> _Listed entries_
---------------
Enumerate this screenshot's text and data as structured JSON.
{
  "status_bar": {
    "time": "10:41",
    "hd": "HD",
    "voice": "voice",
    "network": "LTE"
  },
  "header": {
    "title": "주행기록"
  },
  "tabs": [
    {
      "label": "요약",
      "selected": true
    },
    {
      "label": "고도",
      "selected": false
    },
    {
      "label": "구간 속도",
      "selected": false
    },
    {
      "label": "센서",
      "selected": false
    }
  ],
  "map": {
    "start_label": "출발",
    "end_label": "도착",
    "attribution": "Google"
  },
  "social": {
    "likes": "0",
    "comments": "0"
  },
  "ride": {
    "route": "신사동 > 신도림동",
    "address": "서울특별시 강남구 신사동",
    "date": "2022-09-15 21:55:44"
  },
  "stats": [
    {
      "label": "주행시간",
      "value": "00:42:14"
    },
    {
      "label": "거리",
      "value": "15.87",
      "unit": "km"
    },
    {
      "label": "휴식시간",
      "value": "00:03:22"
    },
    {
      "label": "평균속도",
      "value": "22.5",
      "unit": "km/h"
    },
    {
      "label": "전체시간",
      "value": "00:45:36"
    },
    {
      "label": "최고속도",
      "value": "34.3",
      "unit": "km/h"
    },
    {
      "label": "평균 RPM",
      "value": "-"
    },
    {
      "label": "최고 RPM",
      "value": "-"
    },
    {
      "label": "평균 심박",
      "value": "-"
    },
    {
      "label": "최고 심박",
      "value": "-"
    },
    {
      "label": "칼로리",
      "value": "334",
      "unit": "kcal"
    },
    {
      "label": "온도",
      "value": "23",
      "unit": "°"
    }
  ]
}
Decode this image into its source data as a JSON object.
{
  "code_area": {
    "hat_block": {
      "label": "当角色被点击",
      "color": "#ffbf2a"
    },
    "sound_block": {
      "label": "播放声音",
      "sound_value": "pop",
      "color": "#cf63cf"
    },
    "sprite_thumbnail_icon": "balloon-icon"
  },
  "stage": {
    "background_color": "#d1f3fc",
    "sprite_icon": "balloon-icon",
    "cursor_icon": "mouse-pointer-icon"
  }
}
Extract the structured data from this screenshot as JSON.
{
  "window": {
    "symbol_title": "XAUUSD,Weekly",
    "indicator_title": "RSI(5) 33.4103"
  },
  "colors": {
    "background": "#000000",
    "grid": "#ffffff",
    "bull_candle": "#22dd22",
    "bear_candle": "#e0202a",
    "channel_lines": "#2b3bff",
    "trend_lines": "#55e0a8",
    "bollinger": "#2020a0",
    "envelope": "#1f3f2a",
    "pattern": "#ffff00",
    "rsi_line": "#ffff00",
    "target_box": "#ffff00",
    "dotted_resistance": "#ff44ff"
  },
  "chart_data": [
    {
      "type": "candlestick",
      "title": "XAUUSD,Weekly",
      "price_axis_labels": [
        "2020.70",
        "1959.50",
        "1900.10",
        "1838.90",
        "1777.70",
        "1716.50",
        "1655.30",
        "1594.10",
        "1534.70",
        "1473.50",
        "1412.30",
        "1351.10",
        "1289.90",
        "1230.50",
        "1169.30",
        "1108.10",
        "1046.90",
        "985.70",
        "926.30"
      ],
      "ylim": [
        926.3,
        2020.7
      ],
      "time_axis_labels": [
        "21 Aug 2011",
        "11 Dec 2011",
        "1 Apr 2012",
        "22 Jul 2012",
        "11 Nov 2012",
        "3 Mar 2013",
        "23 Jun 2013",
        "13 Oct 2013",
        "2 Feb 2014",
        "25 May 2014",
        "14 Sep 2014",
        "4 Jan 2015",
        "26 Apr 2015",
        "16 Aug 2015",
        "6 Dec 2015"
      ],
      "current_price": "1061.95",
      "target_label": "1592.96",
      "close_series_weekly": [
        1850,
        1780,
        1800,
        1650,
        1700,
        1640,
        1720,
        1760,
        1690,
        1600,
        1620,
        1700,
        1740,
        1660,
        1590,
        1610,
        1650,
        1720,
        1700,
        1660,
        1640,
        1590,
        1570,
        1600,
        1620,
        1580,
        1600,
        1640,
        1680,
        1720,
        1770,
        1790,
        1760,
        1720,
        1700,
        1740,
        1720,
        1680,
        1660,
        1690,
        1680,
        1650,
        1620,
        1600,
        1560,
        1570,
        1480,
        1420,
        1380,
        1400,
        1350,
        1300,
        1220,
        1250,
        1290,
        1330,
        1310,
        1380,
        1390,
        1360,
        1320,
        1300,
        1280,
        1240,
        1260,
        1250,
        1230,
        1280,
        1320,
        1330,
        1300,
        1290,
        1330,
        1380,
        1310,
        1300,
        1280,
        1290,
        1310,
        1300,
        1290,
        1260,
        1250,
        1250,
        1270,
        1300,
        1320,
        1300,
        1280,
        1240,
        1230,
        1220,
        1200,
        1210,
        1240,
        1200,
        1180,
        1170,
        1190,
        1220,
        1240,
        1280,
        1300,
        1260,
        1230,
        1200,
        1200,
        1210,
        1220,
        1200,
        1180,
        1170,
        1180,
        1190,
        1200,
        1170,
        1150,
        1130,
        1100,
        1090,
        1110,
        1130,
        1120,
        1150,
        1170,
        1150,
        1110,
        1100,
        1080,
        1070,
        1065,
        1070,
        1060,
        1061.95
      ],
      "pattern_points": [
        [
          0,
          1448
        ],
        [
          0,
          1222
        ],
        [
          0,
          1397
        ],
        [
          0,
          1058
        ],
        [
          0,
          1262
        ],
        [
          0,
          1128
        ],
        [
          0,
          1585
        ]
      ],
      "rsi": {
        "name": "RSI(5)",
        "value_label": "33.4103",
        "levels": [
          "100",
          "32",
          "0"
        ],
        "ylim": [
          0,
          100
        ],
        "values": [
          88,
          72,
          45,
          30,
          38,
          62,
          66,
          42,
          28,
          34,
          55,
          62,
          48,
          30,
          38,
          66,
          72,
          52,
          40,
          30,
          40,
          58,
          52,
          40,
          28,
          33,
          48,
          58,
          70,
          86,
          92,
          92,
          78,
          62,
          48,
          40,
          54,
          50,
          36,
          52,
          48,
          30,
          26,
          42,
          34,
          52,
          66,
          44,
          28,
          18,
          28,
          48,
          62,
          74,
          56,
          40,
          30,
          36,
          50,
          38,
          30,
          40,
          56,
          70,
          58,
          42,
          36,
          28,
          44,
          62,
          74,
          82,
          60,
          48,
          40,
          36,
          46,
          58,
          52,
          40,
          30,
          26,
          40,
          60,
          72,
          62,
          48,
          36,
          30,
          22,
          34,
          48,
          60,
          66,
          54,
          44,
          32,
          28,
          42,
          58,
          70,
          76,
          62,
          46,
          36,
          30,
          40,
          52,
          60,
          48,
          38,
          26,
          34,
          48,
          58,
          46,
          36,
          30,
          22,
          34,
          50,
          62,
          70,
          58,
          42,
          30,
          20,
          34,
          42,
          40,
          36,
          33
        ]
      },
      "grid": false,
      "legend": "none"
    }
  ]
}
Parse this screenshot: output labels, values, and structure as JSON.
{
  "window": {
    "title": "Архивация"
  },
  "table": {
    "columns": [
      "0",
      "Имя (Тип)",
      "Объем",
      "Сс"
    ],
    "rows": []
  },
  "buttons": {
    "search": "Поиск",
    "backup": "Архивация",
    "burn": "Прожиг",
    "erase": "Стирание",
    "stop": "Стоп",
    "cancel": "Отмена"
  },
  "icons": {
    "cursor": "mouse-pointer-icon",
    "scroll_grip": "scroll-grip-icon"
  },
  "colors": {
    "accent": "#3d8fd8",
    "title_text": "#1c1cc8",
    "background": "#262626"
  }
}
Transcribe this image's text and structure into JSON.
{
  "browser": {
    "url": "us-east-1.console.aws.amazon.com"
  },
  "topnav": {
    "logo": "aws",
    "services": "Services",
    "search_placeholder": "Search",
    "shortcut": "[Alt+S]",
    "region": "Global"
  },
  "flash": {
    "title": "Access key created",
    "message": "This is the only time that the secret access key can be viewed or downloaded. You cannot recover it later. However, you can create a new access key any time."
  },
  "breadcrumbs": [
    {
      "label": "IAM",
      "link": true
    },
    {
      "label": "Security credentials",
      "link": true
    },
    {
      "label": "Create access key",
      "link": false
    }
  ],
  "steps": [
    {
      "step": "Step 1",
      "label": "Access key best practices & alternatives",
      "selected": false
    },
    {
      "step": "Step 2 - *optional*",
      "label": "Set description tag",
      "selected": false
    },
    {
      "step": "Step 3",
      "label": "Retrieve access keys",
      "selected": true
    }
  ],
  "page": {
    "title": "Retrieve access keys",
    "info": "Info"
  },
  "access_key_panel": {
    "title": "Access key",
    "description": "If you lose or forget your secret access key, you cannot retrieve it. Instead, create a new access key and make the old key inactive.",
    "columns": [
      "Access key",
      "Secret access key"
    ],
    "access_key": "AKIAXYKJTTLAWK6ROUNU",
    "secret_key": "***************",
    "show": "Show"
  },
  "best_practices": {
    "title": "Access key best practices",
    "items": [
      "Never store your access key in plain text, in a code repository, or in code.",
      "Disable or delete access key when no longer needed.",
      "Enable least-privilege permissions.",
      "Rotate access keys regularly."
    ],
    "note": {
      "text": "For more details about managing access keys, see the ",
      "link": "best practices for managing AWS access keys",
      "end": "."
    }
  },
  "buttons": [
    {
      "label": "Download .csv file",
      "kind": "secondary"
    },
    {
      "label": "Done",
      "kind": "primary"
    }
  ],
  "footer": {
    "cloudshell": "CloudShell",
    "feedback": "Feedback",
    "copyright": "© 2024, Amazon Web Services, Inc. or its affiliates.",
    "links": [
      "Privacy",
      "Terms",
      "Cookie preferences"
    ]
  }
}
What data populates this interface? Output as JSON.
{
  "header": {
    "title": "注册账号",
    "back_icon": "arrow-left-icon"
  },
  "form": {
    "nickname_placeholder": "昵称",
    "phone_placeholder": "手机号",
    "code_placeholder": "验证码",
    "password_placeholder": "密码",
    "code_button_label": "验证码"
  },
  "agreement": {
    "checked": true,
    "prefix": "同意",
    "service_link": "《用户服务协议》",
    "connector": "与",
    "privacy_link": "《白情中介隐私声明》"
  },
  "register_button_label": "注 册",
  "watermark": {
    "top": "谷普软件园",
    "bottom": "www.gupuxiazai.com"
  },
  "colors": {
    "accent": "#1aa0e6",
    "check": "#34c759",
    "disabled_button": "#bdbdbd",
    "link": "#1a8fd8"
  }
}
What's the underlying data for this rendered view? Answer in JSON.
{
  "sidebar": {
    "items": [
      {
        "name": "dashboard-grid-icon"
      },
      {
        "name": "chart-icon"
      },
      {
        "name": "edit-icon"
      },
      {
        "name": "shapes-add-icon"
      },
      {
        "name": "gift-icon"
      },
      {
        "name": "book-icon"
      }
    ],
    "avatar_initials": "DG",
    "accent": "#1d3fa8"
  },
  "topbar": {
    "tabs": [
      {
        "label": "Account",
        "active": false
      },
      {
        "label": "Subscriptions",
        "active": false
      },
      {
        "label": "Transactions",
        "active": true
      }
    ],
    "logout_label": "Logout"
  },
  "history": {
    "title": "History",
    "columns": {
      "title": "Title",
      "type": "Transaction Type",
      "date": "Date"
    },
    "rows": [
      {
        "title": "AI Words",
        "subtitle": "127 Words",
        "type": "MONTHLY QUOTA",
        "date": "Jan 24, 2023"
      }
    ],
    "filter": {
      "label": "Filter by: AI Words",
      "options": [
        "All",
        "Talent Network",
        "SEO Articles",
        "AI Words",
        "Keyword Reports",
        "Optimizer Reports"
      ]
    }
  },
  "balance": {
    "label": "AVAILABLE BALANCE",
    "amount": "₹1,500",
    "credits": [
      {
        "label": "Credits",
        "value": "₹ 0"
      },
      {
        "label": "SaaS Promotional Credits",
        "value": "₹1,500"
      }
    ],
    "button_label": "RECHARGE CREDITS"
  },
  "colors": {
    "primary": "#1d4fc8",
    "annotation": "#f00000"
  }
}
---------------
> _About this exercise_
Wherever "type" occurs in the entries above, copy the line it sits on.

> _Answer area_
      "type": "candlestick",
      "type": "Transaction Type",
        "type": "MONTHLY QUOTA",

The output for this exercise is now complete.